[SOURCE DATA]

========================================================================

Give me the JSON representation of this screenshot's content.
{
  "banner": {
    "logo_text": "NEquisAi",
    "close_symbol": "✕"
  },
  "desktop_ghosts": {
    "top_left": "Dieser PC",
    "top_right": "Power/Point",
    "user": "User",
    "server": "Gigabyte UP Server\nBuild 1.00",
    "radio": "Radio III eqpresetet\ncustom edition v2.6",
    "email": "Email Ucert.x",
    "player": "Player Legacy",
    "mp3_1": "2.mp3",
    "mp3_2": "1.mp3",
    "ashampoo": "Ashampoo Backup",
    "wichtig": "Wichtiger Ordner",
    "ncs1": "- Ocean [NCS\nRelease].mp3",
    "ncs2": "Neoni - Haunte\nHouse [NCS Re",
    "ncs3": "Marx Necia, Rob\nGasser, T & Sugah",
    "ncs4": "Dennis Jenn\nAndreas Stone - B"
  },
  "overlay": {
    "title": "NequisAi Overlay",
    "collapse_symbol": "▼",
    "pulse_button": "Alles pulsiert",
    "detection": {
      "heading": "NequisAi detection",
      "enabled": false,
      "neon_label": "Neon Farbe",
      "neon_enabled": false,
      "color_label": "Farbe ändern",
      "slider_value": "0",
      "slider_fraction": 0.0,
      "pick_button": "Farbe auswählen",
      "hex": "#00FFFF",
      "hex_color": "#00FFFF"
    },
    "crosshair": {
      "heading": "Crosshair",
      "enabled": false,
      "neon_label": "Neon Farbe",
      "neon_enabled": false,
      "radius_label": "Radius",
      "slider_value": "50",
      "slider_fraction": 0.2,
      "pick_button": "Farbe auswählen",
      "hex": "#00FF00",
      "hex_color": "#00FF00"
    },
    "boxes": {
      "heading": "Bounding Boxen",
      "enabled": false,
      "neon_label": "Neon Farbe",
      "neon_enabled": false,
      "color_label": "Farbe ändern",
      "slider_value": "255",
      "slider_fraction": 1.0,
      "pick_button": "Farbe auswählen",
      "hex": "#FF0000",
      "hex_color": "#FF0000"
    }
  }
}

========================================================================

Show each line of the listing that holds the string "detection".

[COMPLETED TASK]
    "detection": {
      "heading": "NequisAi detection",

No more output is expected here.